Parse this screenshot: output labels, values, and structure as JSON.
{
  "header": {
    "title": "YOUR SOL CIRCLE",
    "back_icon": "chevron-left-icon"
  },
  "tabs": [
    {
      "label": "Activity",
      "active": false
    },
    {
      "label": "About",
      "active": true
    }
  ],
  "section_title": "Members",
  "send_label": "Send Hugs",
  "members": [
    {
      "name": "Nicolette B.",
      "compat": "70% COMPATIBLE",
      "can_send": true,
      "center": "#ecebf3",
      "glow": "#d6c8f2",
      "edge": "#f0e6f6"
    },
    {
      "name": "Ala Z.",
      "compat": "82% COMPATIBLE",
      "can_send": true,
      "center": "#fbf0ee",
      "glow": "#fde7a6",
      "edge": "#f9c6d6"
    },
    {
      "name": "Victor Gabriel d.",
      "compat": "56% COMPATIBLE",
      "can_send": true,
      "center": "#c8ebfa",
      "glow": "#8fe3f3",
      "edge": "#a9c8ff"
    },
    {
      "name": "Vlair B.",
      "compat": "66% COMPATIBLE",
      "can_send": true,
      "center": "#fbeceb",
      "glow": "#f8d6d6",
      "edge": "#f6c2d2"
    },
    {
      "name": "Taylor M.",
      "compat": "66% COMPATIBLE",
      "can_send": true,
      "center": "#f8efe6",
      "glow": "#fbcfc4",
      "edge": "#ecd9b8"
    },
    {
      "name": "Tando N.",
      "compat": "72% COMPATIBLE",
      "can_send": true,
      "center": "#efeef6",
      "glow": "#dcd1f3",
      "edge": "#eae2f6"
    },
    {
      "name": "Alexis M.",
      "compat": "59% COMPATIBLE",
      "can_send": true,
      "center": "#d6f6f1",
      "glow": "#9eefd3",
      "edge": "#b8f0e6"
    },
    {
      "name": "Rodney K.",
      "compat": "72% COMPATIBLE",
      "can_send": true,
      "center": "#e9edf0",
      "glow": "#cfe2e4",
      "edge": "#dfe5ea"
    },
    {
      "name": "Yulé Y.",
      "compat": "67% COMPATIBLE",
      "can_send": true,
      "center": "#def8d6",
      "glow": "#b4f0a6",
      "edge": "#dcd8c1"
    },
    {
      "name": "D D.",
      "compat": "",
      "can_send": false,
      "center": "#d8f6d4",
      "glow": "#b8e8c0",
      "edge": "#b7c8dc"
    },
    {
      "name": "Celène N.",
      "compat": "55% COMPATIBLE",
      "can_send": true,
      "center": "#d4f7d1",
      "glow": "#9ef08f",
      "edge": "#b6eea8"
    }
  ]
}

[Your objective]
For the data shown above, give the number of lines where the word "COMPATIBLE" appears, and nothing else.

[Solution for this problem]
10